■ **What the task requires**
Print the listing as it stands, omitting all images.

===== Recorded information

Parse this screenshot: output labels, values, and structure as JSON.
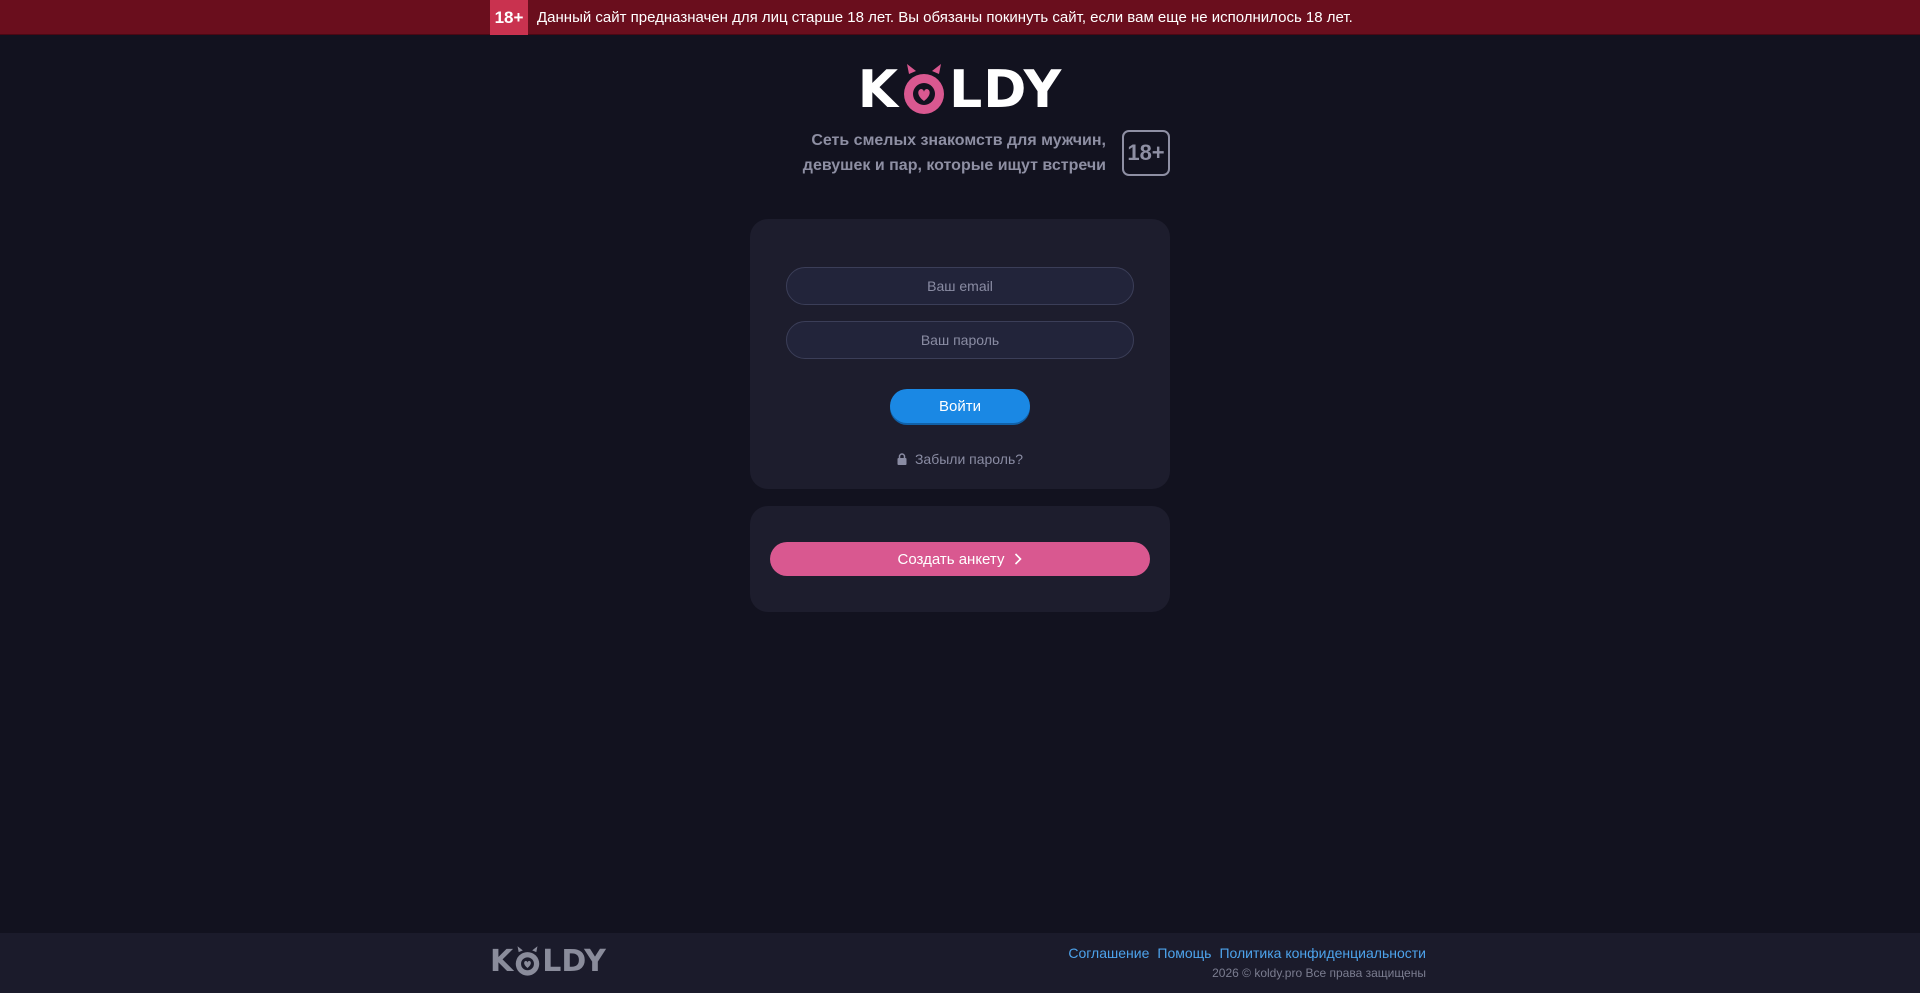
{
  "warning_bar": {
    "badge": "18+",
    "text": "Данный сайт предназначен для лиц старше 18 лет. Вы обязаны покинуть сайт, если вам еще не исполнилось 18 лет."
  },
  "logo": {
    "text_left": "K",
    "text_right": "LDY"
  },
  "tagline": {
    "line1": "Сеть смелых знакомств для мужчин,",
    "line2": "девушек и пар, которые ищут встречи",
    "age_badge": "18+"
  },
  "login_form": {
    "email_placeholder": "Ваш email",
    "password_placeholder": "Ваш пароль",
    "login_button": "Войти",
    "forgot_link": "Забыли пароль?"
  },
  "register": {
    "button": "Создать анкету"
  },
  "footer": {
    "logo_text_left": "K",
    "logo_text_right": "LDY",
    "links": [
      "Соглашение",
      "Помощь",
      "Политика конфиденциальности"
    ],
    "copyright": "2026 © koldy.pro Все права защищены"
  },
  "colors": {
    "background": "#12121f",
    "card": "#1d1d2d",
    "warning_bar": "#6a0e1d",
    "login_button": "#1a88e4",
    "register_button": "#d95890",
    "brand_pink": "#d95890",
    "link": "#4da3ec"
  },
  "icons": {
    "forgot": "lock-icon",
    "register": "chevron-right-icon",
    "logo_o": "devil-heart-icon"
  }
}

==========

■ **Solution**
Parse this screenshot: output labels, values, and structure as JSON.
{
  "warning_bar": {
    "badge": "18+",
    "text": "Данный сайт предназначен для лиц старше 18 лет. Вы обязаны покинуть сайт, если вам еще не исполнилось 18 лет."
  },
  "logo": {
    "text_left": "K",
    "text_right": "LDY"
  },
  "tagline": {
    "line1": "Сеть смелых знакомств для мужчин,",
    "line2": "девушек и пар, которые ищут встречи",
    "age_badge": "18+"
  },
  "login_form": {
    "email_placeholder": "Ваш email",
    "password_placeholder": "Ваш пароль",
    "login_button": "Войти",
    "forgot_link": "Забыли пароль?"
  },
  "register": {
    "button": "Создать анкету"
  },
  "footer": {
    "logo_text_left": "K",
    "logo_text_right": "LDY",
    "links": [
      "Соглашение",
      "Помощь",
      "Политика конфиденциальности"
    ],
    "copyright": "2026 © koldy.pro Все права защищены"
  },
  "colors": {
    "background": "#12121f",
    "card": "#1d1d2d",
    "warning_bar": "#6a0e1d",
    "login_button": "#1a88e4",
    "register_button": "#d95890",
    "brand_pink": "#d95890",
    "link": "#4da3ec"
  },
  "icons": {
    "forgot": "lock-icon",
    "register": "chevron-right-icon",
    "logo_o": "devil-heart-icon"
  }
}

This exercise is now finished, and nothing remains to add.